START SUPPLIED ENTRIES
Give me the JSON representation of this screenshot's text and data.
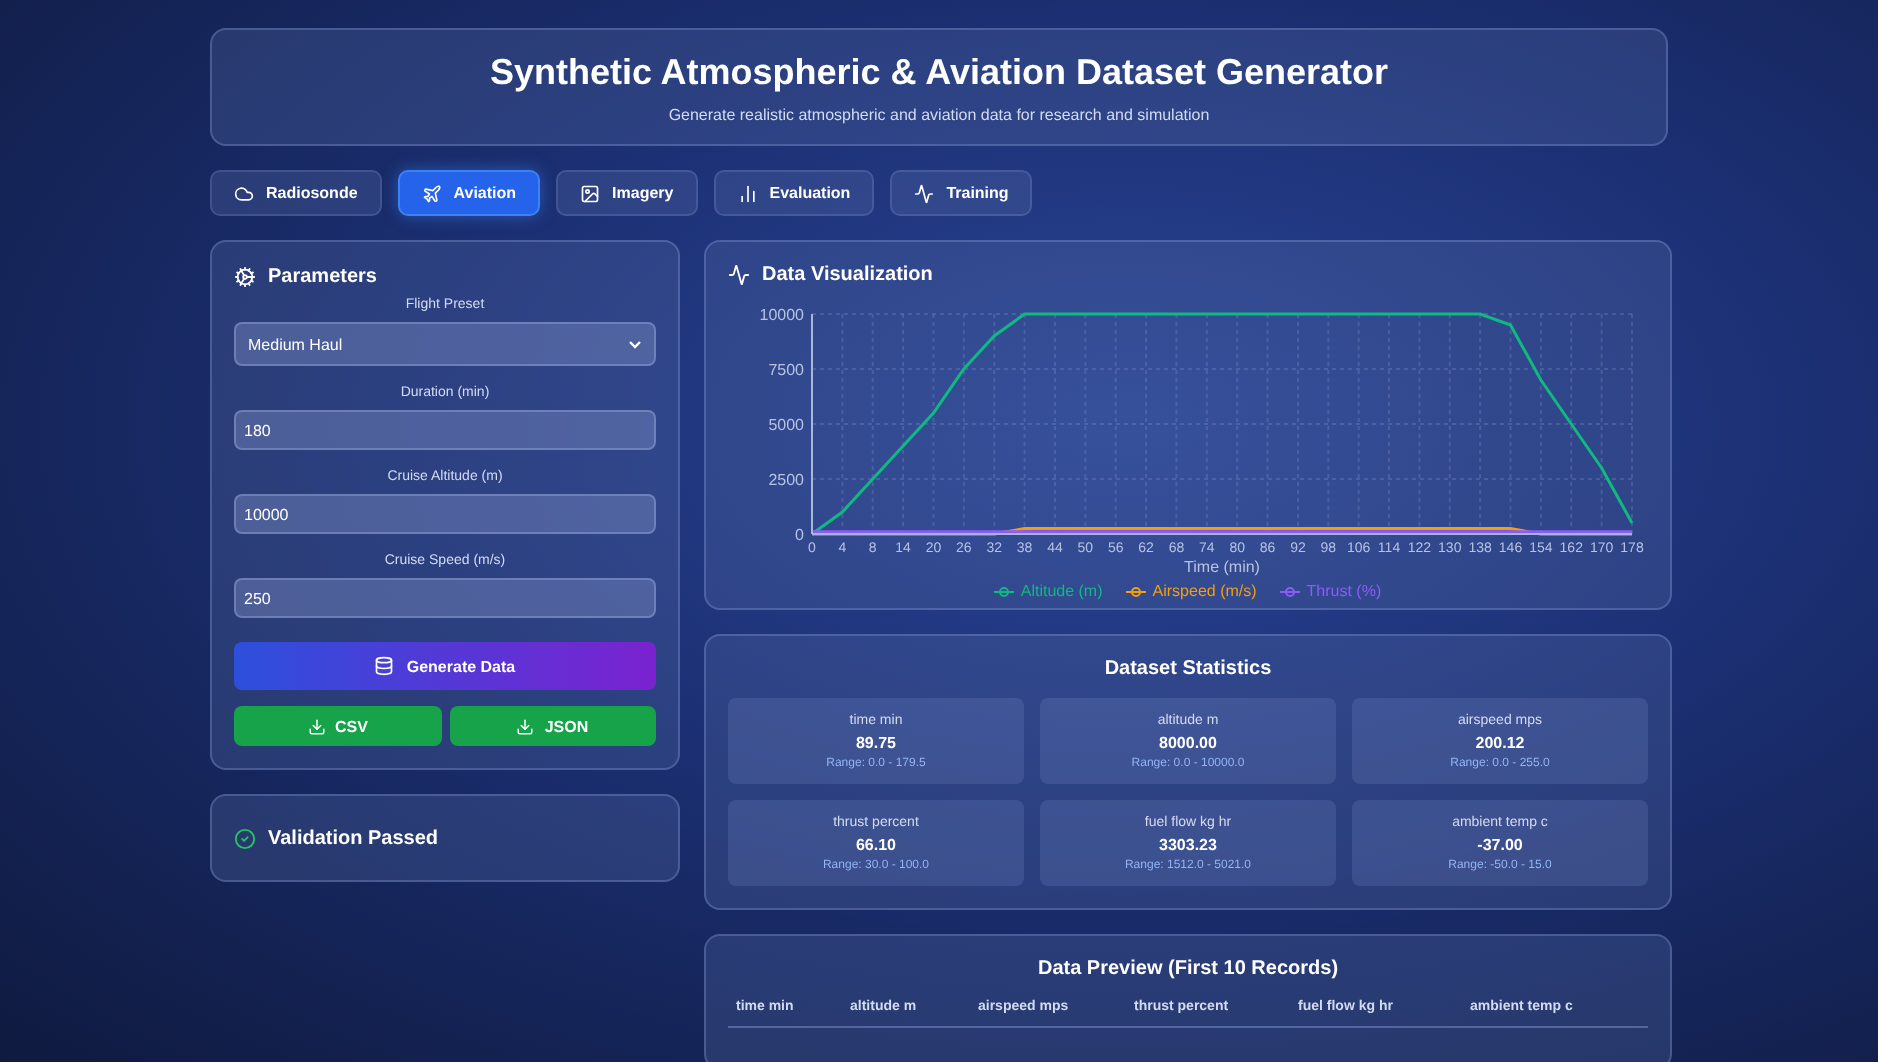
{
  "header": {
    "title": "Synthetic Atmospheric & Aviation Dataset Generator",
    "subtitle": "Generate realistic atmospheric and aviation data for research and simulation"
  },
  "tabs": [
    {
      "label": "Radiosonde",
      "selected": false
    },
    {
      "label": "Aviation",
      "selected": true
    },
    {
      "label": "Imagery",
      "selected": false
    },
    {
      "label": "Evaluation",
      "selected": false
    },
    {
      "label": "Training",
      "selected": false
    }
  ],
  "parameters": {
    "title": "Parameters",
    "fields": [
      {
        "kind": "select",
        "label": "Flight Preset",
        "value": "Medium Haul"
      },
      {
        "kind": "input",
        "label": "Duration (min)",
        "value": "180"
      },
      {
        "kind": "input",
        "label": "Cruise Altitude (m)",
        "value": "10000"
      },
      {
        "kind": "input",
        "label": "Cruise Speed (m/s)",
        "value": "250"
      }
    ],
    "generate_button": "Generate Data",
    "export_buttons": [
      "CSV",
      "JSON"
    ]
  },
  "validation": {
    "title": "Validation Passed"
  },
  "visualization": {
    "title": "Data Visualization",
    "chart_data": {
      "type": "line",
      "xlabel": "Time (min)",
      "categories": [
        "0",
        "4",
        "8",
        "14",
        "20",
        "26",
        "32",
        "38",
        "44",
        "50",
        "56",
        "62",
        "68",
        "74",
        "80",
        "86",
        "92",
        "98",
        "106",
        "114",
        "122",
        "130",
        "138",
        "146",
        "154",
        "162",
        "170",
        "178"
      ],
      "ylim": [
        0,
        10000
      ],
      "yticks": [
        0,
        2500,
        5000,
        7500,
        10000
      ],
      "grid": true,
      "legend": true,
      "series": [
        {
          "name": "Altitude (m)",
          "color": "#10b981",
          "values": [
            0,
            1000,
            2500,
            4000,
            5500,
            7500,
            9000,
            10000,
            10000,
            10000,
            10000,
            10000,
            10000,
            10000,
            10000,
            10000,
            10000,
            10000,
            10000,
            10000,
            10000,
            10000,
            10000,
            9500,
            7000,
            5000,
            3000,
            500
          ]
        },
        {
          "name": "Airspeed (m/s)",
          "color": "#f59e0b",
          "values": [
            0,
            0,
            0,
            0,
            0,
            0,
            0,
            250,
            250,
            250,
            250,
            250,
            250,
            250,
            250,
            250,
            250,
            250,
            250,
            250,
            250,
            250,
            250,
            250,
            0,
            0,
            0,
            0
          ]
        },
        {
          "name": "Thrust (%)",
          "color": "#8b5cf6",
          "values": [
            100,
            100,
            100,
            100,
            100,
            100,
            100,
            100,
            100,
            100,
            100,
            100,
            100,
            100,
            100,
            100,
            100,
            100,
            100,
            100,
            100,
            100,
            100,
            100,
            100,
            100,
            100,
            100
          ]
        }
      ]
    }
  },
  "statistics": {
    "title": "Dataset Statistics",
    "items": [
      {
        "label": "time min",
        "value": "89.75",
        "range": "Range: 0.0 - 179.5"
      },
      {
        "label": "altitude m",
        "value": "8000.00",
        "range": "Range: 0.0 - 10000.0"
      },
      {
        "label": "airspeed mps",
        "value": "200.12",
        "range": "Range: 0.0 - 255.0"
      },
      {
        "label": "thrust percent",
        "value": "66.10",
        "range": "Range: 30.0 - 100.0"
      },
      {
        "label": "fuel flow kg hr",
        "value": "3303.23",
        "range": "Range: 1512.0 - 5021.0"
      },
      {
        "label": "ambient temp c",
        "value": "-37.00",
        "range": "Range: -50.0 - 15.0"
      }
    ]
  },
  "preview": {
    "title": "Data Preview (First 10 Records)",
    "columns": [
      "time min",
      "altitude m",
      "airspeed mps",
      "thrust percent",
      "fuel flow kg hr",
      "ambient temp c"
    ]
  }
}
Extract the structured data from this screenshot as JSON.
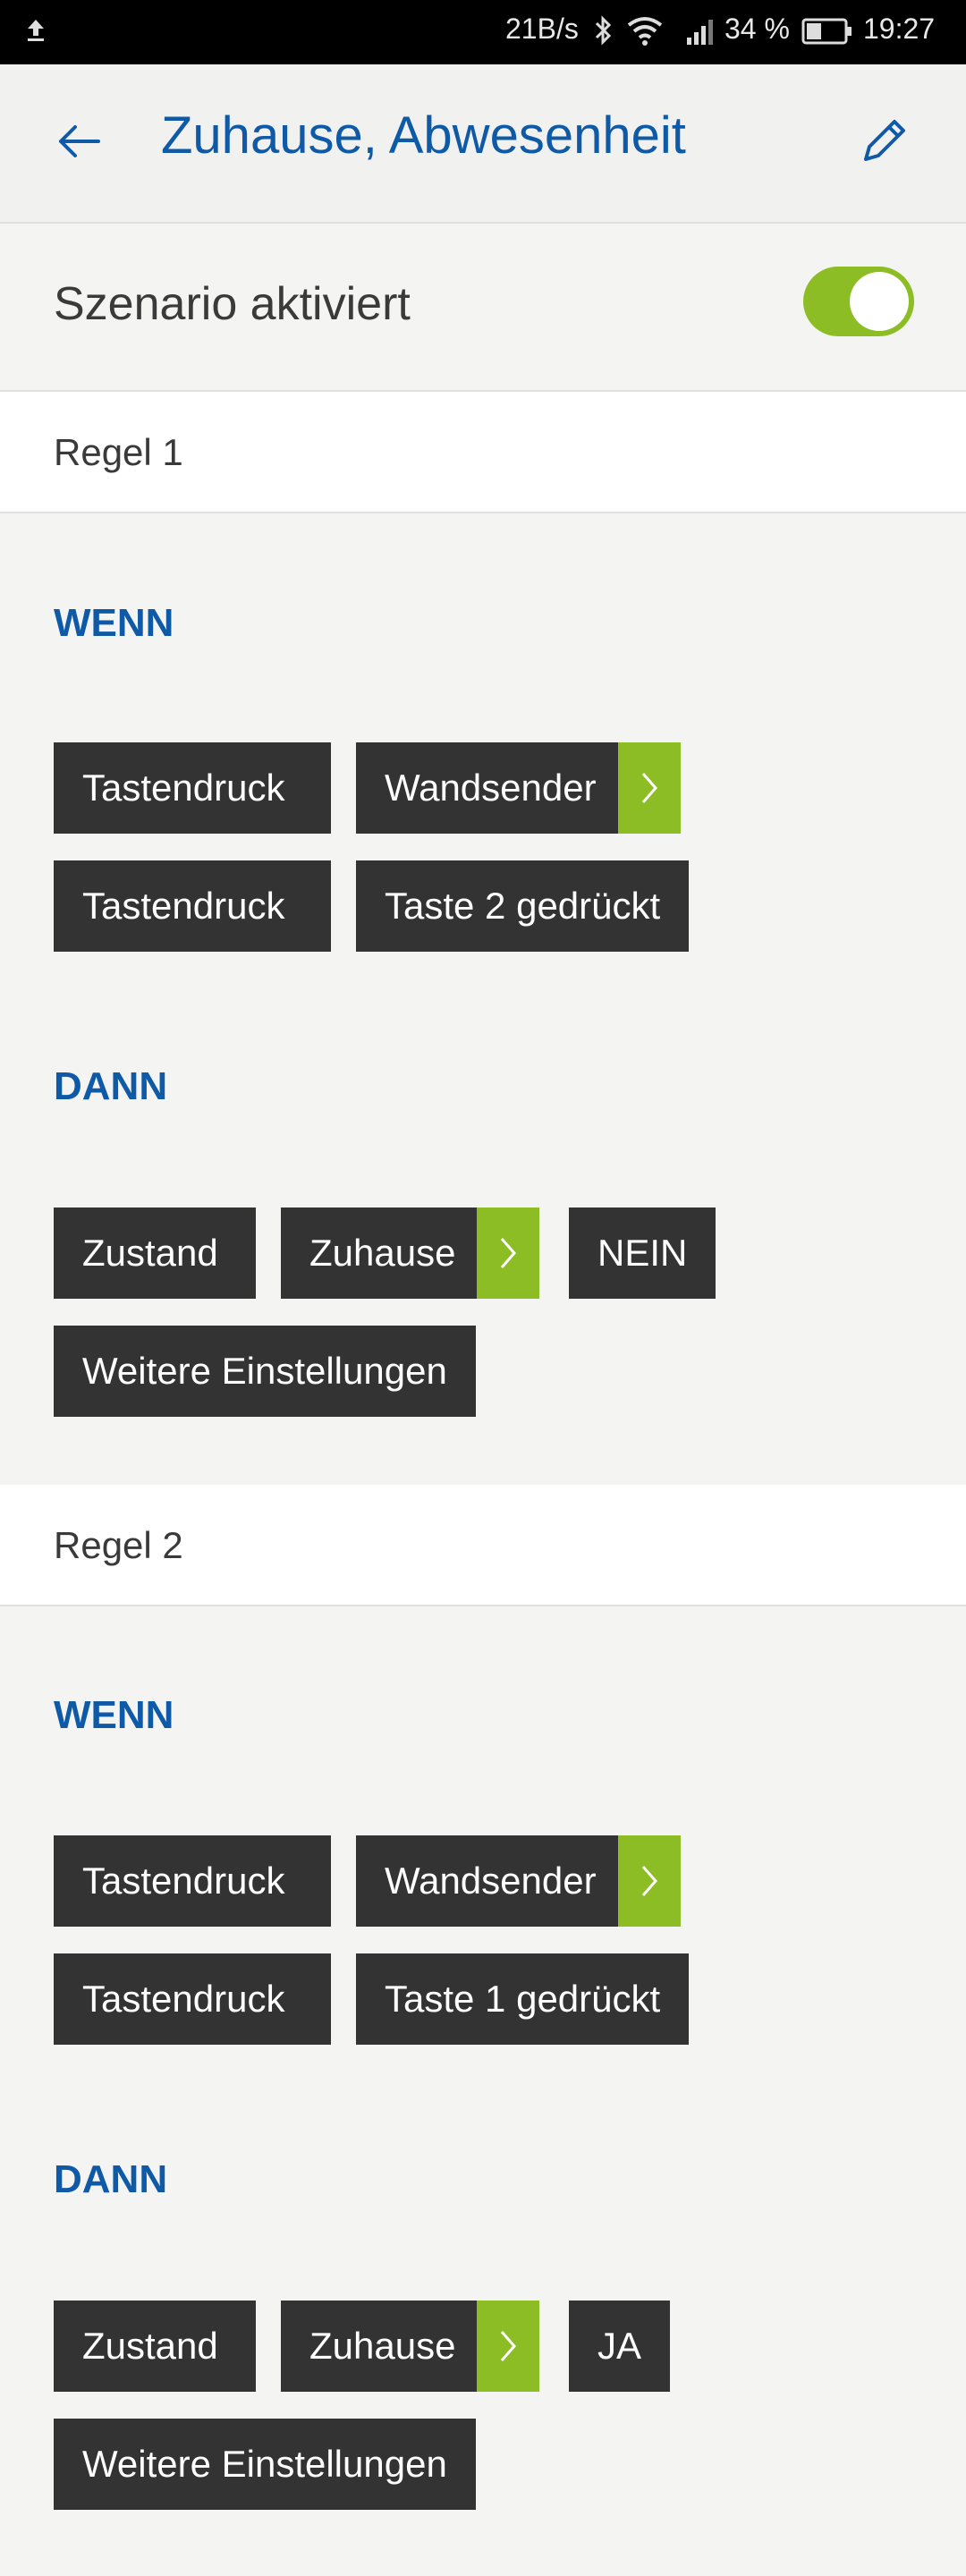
{
  "status_bar": {
    "speed": "21B/s",
    "battery_percent": "34 %",
    "time": "19:27"
  },
  "app_bar": {
    "title": "Zuhause, Abwesenheit"
  },
  "scenario": {
    "label": "Szenario aktiviert",
    "enabled": true,
    "accent_color": "#8cbd24"
  },
  "rules": [
    {
      "label": "Regel 1",
      "if_label": "WENN",
      "if_rows": [
        [
          "Tastendruck",
          "Wandsender"
        ],
        [
          "Tastendruck",
          "Taste 2 gedrückt"
        ]
      ],
      "then_label": "DANN",
      "then_row": [
        "Zustand",
        "Zuhause",
        "NEIN"
      ],
      "more_settings": "Weitere Einstellungen"
    },
    {
      "label": "Regel 2",
      "if_label": "WENN",
      "if_rows": [
        [
          "Tastendruck",
          "Wandsender"
        ],
        [
          "Tastendruck",
          "Taste 1 gedrückt"
        ]
      ],
      "then_label": "DANN",
      "then_row": [
        "Zustand",
        "Zuhause",
        "JA"
      ],
      "more_settings": "Weitere Einstellungen"
    }
  ]
}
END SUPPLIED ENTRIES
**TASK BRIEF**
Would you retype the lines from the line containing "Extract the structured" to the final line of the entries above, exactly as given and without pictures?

**TASK RESPONSE**
Extract the structured data from this screenshot as JSON.
{
  "status_bar": {
    "speed": "21B/s",
    "battery_percent": "34 %",
    "time": "19:27"
  },
  "app_bar": {
    "title": "Zuhause, Abwesenheit"
  },
  "scenario": {
    "label": "Szenario aktiviert",
    "enabled": true,
    "accent_color": "#8cbd24"
  },
  "rules": [
    {
      "label": "Regel 1",
      "if_label": "WENN",
      "if_rows": [
        [
          "Tastendruck",
          "Wandsender"
        ],
        [
          "Tastendruck",
          "Taste 2 gedrückt"
        ]
      ],
      "then_label": "DANN",
      "then_row": [
        "Zustand",
        "Zuhause",
        "NEIN"
      ],
      "more_settings": "Weitere Einstellungen"
    },
    {
      "label": "Regel 2",
      "if_label": "WENN",
      "if_rows": [
        [
          "Tastendruck",
          "Wandsender"
        ],
        [
          "Tastendruck",
          "Taste 1 gedrückt"
        ]
      ],
      "then_label": "DANN",
      "then_row": [
        "Zustand",
        "Zuhause",
        "JA"
      ],
      "more_settings": "Weitere Einstellungen"
    }
  ]
}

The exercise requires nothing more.